LEGAL LIMITS ON PAY DOCKING AND UNPAID SUSPENSIONS
Employers can take from your wages in the form of a pay dock if you, for example, take one too many sick days. Normally it will be disclosed to you and may require a mutual agreement in writing. It can not be withdrawn from you for any other reason. However, pay docking for salaried workers is slightly different from those who work on an hourly basis. Employers are allowed by the law to make salary deductions without jeopardizing the employee’s exempt status for one or more days if an employee takes an off. Below is a list of permitted salary deduction scenarios:
- When they go on medical or family unpaid leave under the Family and Medical Leave Act.
- When they take off days to take care of some personal issues.
- Taking a leave for illness or disability reasons and having a policy such as sick leave or disability insurance will compensate them for the time off.
- When they take time off to serve as a court witness, a jury member, or short-term military leave. However, the employer must only deduct the amount the employee is paid as military pay, jury, or witness.
- One can deduct employees’ pay if they do not work a full week during the first or last week of work.

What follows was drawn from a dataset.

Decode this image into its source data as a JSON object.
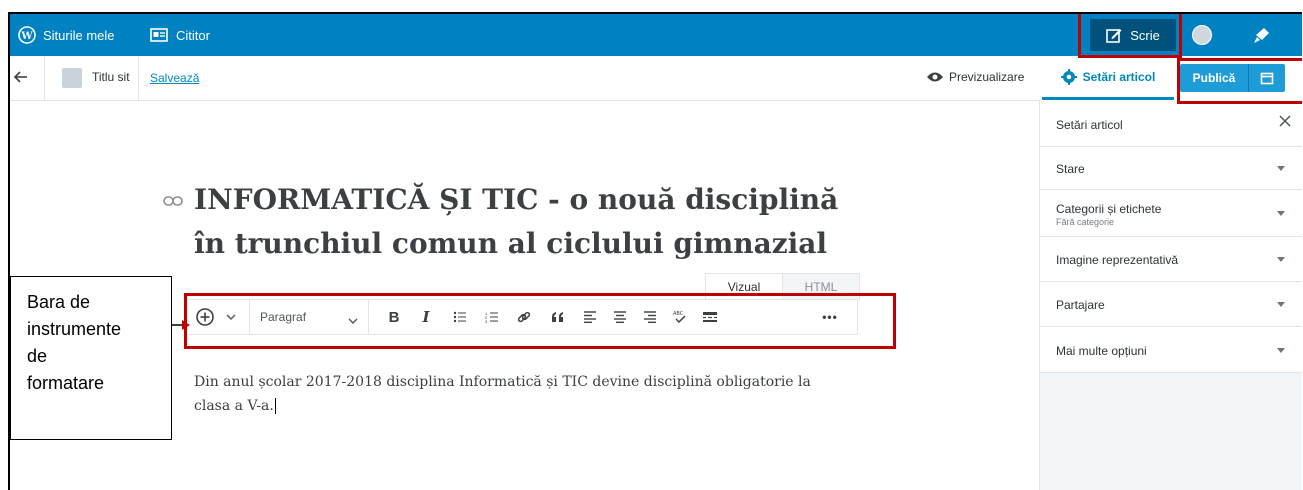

- Deductions can be made as a good faith penalty imposed to improve safety and prevent any workplace dangers.
- Deductions are permitted if employers have policies that are well-written to allow for unpaid disciplinary suspensions imposed on them in good faith due to violations of workplace rules and conduct. However, these policies should apply to all employees.
You can refer to Legal Limits on Pay Docking and Unpaid Suspensions if you would like to learn more.

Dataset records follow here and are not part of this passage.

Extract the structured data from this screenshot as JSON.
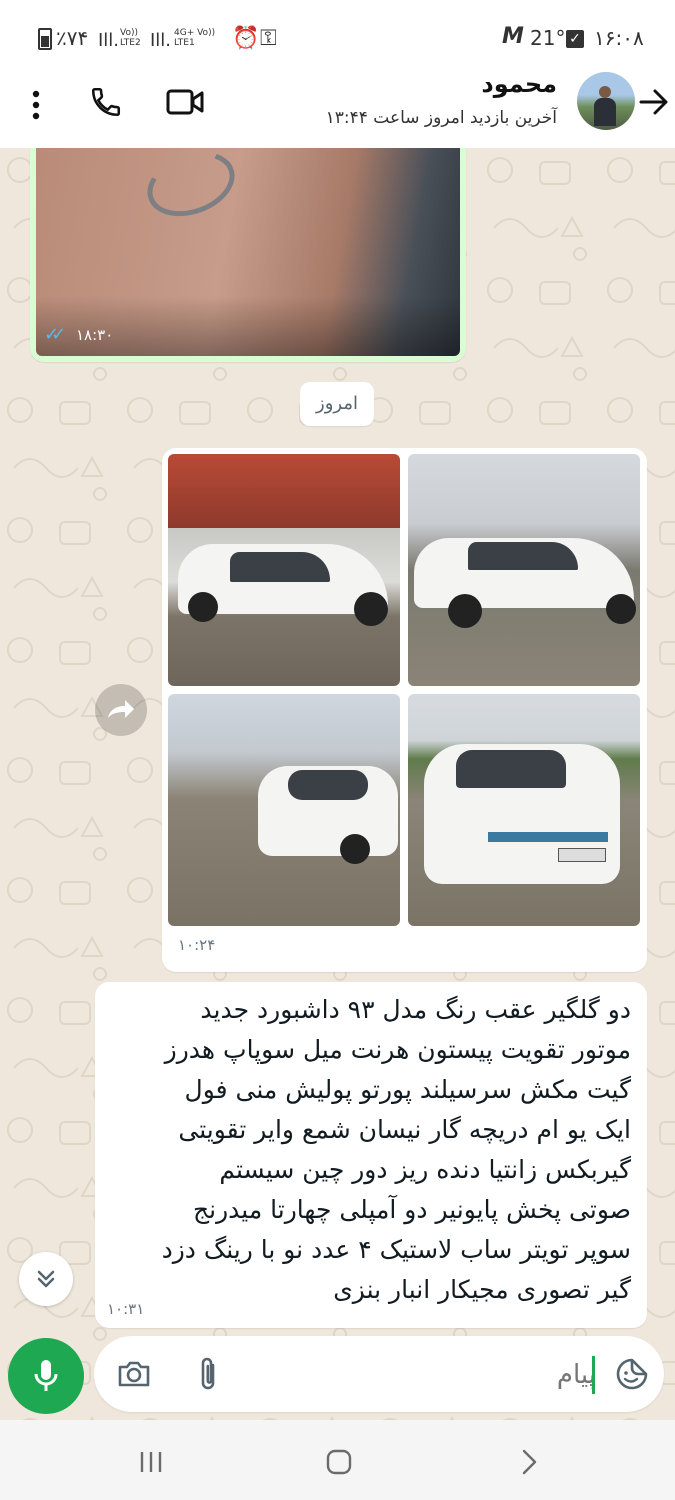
{
  "status_bar": {
    "battery": "٪۷۴",
    "network1": "Vo)) LTE2",
    "network2": "4G+ Vo)) LTE1",
    "temperature": "21°",
    "time": "۱۶:۰۸"
  },
  "header": {
    "contact_name": "محمود",
    "last_seen": "آخرین بازدید امروز ساعت ۱۳:۴۴"
  },
  "messages": {
    "image_message_time": "۱۸:۳۰",
    "date_divider": "امروز",
    "album_time": "۱۰:۲۴",
    "text_message": "دو گلگیر عقب رنگ  مدل ۹۳ داشبورد جدید\nموتور تقویت پیستون هرنت میل سوپاپ هدرز\nگیت مکش سرسیلند پورتو پولیش منی فول\nایک یو ام دریچه گار نیسان شمع وایر تقویتی\nگیربکس زانتیا دنده ریز  دور چین سیستم\nصوتی پخش پایونیر دو آمپلی چهارتا میدرنج\nسوپر تویتر ساب لاستیک ۴ عدد نو با رینگ دزد\nگیر تصوری مجیکار انبار بنزی",
    "text_message_time": "۱۰:۳۱"
  },
  "composer": {
    "placeholder": "پیام"
  },
  "colors": {
    "accent_green": "#1da851",
    "chat_bg": "#efe7dc",
    "outgoing_bubble": "#d9fdd3",
    "read_ticks": "#53bdeb"
  },
  "icons": [
    "more-icon",
    "phone-icon",
    "video-icon",
    "back-arrow-icon",
    "forward-icon",
    "scroll-down-icon",
    "mic-icon",
    "camera-icon",
    "attach-icon",
    "sticker-icon",
    "recent-apps-icon",
    "home-icon",
    "nav-back-icon"
  ]
}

WAGE AND HOURS FAQ
We understand that not all employers fully go through wages and overtime, if applicable, when you are offered the job. As trusted lawyers, we want to ensure you have the information you need. Educating yourself is the first step toward justice when you feel you have been mistreated by an employer. Read through the frequently asked questions regarding compensation to see if you need a lawyer to sue an employer for unpaid wages.
If you are not receiving fair overtime pay, you have the right to legal action. To better understand how to take action, contact a legal professional as soon as possible. A qualified lawyer will be able to assist you in the process and will guide you through the steps required to receive damages.
LAW OFFICES OF MANN & ELIAS
At the Law Offices of Mann & Elias, we have more than 50 years of combined experience in helping victims protect and learn their rights as an employee. We are specifically focused on employment law and have dealt with dozens of cases similar to yours. For a free initial consultation, contact us today. We would be happy to provide the legal services needed to successfully claim what’s owed to you.